"I want Jhonattan to stay here," Carlos said.
"You mean for lunch?"
Kevin Kirk's life is also a story of golf and oil. Born in Odessa, Texas, his family moved to a Venezuelan oil camp called Tia Juana when he was a boy. At age eight he began taking golf lessons from Franci Betancourt. "He's been a real big influence on the direction of my life," Kirk says. He went on to be an All-America at Sam Houston State and spent most of the 1980s knocking around various professional tours before embarking on a career ministering to golf swings. When he was director of instruction at Cypresswood Country Club, near Houston, he reached into his past and brought over Betancourt as a teaching pro. Over time, Kirk helped guide the young Venezuelans who began boarding with Franci and his wife. Kirk was part of the initial meetings between Carlos and Franci, and once it was decided that Jhonattan would stay in Houston, Kirk was charged with easing his culture shock. He was not impressed by his initial inventory.
"Jhonattan literally spoke 10 words of English," says Kirk. "He had six or seven cuss words and a little golf jargon—birdie, bogey, par. At that point he had clubs that he had knocked all the grooves off of. He had completely knocked all the chrome off of them. He had one or two shirts and a couple pairs of slacks, but everything had a bunch of miles on it. The shoes were dirty and looked as if they didn't fit. You couldn't even imagine this guy had just finished sixth at the Junior Worlds against all these kids sponsored by Titleist.
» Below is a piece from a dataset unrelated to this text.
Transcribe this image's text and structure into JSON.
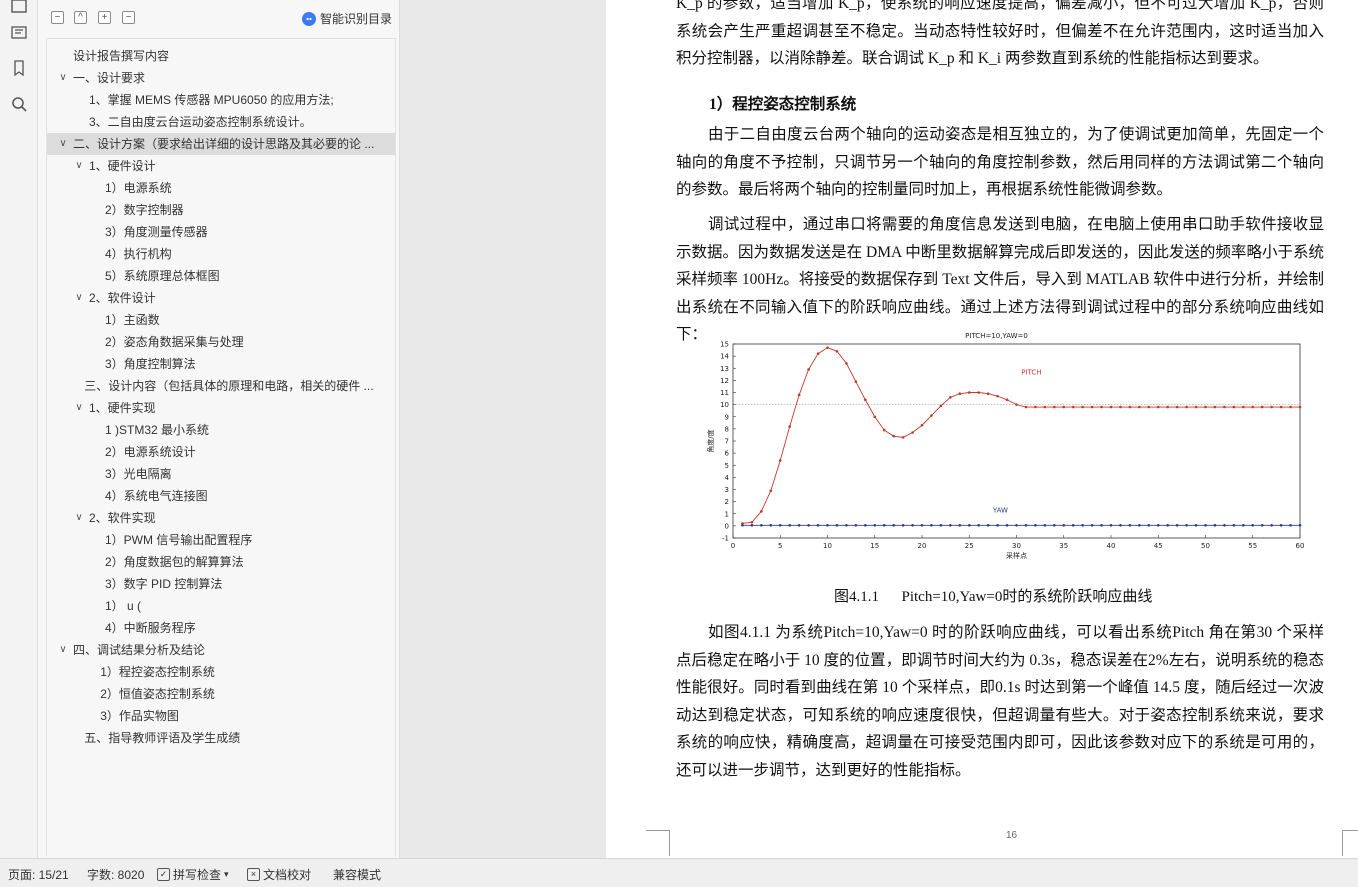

It was pretty funny, actually."
But Vegas possessed the one thing that matters most: "I had the energy to go forward," he says. "I had the desire to be the best I can be."
Kirk was moved to help because he could sense Jhonattan's drive and the family's desperation. "None of this was logical," Kirk says. "But listening to Carlos's story about the situation back home, and looking in Jhonattan's eyes, it was the right thing to do."
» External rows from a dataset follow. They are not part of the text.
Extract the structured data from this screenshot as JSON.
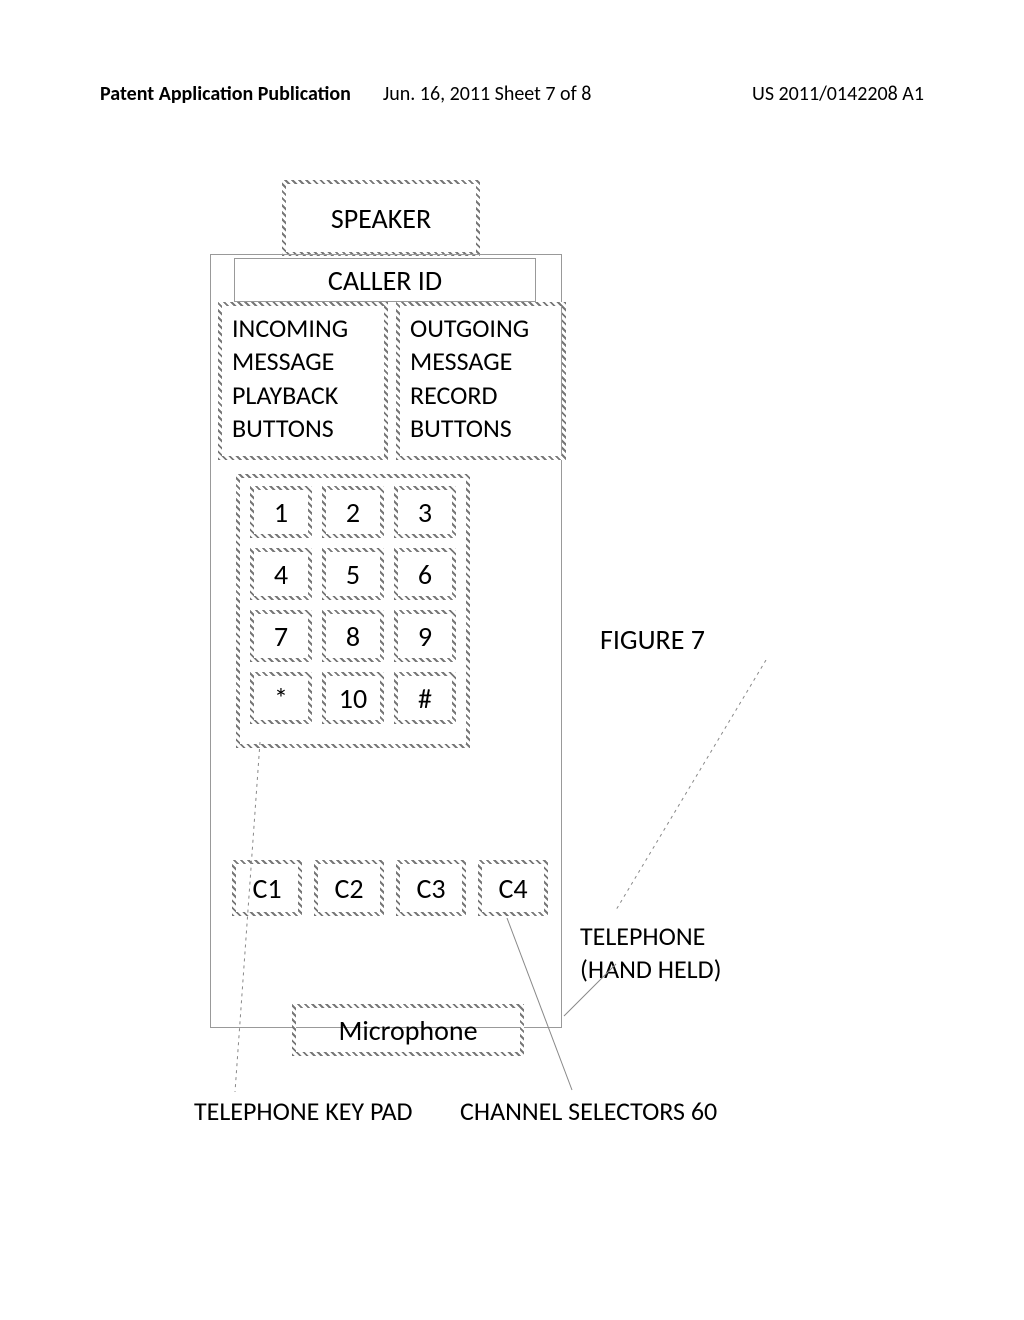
{
  "header": {
    "left": "Patent Application Publication",
    "center": "Jun. 16, 2011  Sheet 7 of 8",
    "right": "US 2011/0142208 A1"
  },
  "phone": {
    "speaker": "SPEAKER",
    "caller_id": "CALLER ID",
    "incoming": "INCOMING MESSAGE PLAYBACK BUTTONS",
    "outgoing": "OUTGOING MESSAGE RECORD BUTTONS",
    "keys": [
      "1",
      "2",
      "3",
      "4",
      "5",
      "6",
      "7",
      "8",
      "9",
      "*",
      "10",
      "#"
    ],
    "channels": [
      "C1",
      "C2",
      "C3",
      "C4"
    ],
    "microphone": "Microphone"
  },
  "labels": {
    "figure": "FIGURE 7",
    "keypad": "TELEPHONE KEY PAD",
    "channels": "CHANNEL SELECTORS  60",
    "phone": "TELEPHONE (HAND HELD)"
  }
}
The first time Kirk went out to watch the kid play, he pulled up in a cart when Vegas was on the tee of the 7th hole of Cypresswood's Tradition course, an uphill 530-yard par-5. Vegas was well on his way to his current dimensions of 6'3" and 230 pounds, but Kirk had no idea of the kid's savage strength. "He rears back with his driver and leaves it way up on the upslope," says Kirk. "Then he hits a little nine-iron onto the green. He hit it 390 yards the first shot I saw him play. I said to myself, You have to be kidding."
Vegas enrolled at a junior college and spent every morning learning English and every afternoon studying golf. "He never wanted to stop hitting balls," says Gustavo Betancourt. "He'd see those pyramids of shiny white balls and say, 'This is like heaven.'"